Whether placed on countertops, shelves, or side tables, these fixtures can soften the sharp edges of cabinetry and countertops, creating a balance between straight lines and organic shapes. To combine a few design elements in one feature, you can look for pendant lights that are made of natural wood with warm tones. Lighting fixtures are also often made with metal finishes that can tie other aspects of the room together. If you're feeling extra creative, you can consider an option such as the Euclid Faceted Glass Pendant by Vaxcel Lighting, which is a combination of round and geometric. These opportunities to get creative are where your unique style will shine through.

Take a minimalist approach

Characterized by straight lines, organic forms, and a focus on functionality, this design style embodies several characteristics already associated with minimalism. Embracing the principles of simplicity and uncluttered spaces, a minimalist approach to your kitchen can transform it into a sleek and stylish Midcentury modern paradise.
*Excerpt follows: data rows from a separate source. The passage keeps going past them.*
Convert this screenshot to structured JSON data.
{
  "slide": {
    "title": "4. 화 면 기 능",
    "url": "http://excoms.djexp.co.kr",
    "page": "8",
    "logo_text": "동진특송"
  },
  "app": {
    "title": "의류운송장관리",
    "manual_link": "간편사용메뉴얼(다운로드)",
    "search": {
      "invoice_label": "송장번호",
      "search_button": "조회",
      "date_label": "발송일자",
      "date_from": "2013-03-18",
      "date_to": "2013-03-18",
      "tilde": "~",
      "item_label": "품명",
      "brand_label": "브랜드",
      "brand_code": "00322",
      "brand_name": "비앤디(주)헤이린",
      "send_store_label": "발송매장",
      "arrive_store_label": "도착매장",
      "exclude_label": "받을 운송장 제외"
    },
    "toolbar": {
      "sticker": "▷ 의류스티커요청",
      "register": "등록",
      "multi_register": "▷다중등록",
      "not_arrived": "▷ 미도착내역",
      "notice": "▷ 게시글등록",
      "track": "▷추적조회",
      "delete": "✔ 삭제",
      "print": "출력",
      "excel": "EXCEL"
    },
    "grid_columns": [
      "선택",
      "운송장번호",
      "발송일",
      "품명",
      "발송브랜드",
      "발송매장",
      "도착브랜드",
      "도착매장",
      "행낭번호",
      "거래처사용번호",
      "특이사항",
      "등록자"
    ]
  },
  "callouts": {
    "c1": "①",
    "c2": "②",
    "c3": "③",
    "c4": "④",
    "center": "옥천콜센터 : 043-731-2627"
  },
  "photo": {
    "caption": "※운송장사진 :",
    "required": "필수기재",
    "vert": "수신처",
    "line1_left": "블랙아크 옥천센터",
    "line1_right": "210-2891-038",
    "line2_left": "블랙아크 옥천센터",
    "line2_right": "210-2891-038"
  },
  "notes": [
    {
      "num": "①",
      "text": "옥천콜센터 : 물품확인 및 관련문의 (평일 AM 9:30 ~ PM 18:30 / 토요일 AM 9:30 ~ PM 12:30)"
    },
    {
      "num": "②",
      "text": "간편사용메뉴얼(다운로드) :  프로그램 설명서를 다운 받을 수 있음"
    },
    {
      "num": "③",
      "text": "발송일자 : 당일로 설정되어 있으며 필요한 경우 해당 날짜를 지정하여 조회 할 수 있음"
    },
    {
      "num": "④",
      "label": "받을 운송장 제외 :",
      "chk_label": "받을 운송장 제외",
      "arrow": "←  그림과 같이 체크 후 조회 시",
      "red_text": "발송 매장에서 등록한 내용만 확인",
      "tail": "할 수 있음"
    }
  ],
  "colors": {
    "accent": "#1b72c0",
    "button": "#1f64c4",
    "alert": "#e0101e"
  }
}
This aesthetic will not only stand the test of time, but also provide you with a serene environment to cook, entertain, and gather with loved ones.

When making improvements to your kitchen that adhere to minimalism and Midcentury modern design, start with a neutral color palette. Opt for shades like white, beige, or light gray to create a clean and timeless backdrop. You can add natural materials, such as wood or stone, for countertops and accents to create warmth and texture to the space. When it comes to furniture and decor, choose pieces with simple shapes and silhouettes. Open shelving can be a great way to display your favorite dishes or cookware, while maintaining a sense of openness in the room. Avoid cluttering your kitchen with unnecessary gadgets or decorations — instead, focus on essential items that serve both a functional and aesthetic purpose.